Elizabeth Harrin writes a great blog called, A Girl's Guide to Managing Projects, Trying to Stay OTOBOS... (on time, on budget, on scope). Elizabeth's perspective on project failures is practical and informative, making her blog interesting to read.
Titles of several recent entries hint at her focus areas:
- Why do projects fail?
- Success criteria: how do you define success?
- Restructuring failing projects
- Defining failure
- A bald dog can teach us new tricks
Here's a quote from Project governance for Parliament:
The construction of the new Scottish Parliament building is a good example of how things can go so wrong on a project.
The innovative design was in its early stages when the procurement process started. Architects were bidding to deliver something within a specification of 20,740 m² and £50m. At this point, there were no guidelines on quality or timescale. The driving factors – those critical success criteria – had not been fully thought through. That’s not to say that the Scottish Office officials didn’t know what the project objectives were: they were to construct a new Parliament building. Lord Fraser’s report into the project says that the difficulties lay in establishing priorities . What was more important? These two specifications of size and cost, or quality and time? From the behaviour of the project team (in its largest sense), Lord Fraser concludes that actually time and quality were the two priorities, and cost was not really a concern. At this very early stage in the project, the procurement process was not done using a realistic budget estimate.

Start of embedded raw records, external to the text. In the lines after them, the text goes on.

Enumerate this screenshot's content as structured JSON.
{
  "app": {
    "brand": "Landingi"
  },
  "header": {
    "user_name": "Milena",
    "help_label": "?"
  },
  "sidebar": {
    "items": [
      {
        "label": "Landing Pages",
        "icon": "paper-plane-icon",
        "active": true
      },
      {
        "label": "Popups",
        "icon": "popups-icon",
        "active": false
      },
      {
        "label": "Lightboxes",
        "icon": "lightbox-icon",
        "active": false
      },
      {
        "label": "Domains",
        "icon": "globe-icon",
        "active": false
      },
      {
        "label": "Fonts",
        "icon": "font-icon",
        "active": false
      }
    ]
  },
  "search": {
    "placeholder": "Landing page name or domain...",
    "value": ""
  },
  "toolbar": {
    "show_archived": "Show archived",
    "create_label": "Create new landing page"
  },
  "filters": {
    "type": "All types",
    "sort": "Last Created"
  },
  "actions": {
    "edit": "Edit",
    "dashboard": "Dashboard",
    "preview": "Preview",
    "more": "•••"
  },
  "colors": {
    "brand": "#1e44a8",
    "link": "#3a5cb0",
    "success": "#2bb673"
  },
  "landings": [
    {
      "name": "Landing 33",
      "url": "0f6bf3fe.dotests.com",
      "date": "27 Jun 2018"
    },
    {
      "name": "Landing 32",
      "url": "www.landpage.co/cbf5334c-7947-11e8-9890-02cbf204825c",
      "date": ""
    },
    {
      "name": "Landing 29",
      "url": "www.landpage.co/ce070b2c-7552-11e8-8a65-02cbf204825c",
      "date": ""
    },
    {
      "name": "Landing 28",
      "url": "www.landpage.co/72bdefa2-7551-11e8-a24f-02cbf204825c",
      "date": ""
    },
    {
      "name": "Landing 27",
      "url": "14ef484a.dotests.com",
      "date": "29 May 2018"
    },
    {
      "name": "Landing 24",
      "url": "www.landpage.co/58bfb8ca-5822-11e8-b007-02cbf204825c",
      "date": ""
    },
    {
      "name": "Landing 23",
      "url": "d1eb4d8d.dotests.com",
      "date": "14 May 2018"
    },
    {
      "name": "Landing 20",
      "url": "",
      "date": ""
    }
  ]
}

Practical, helpful analysis of IT project failures. What more could one want?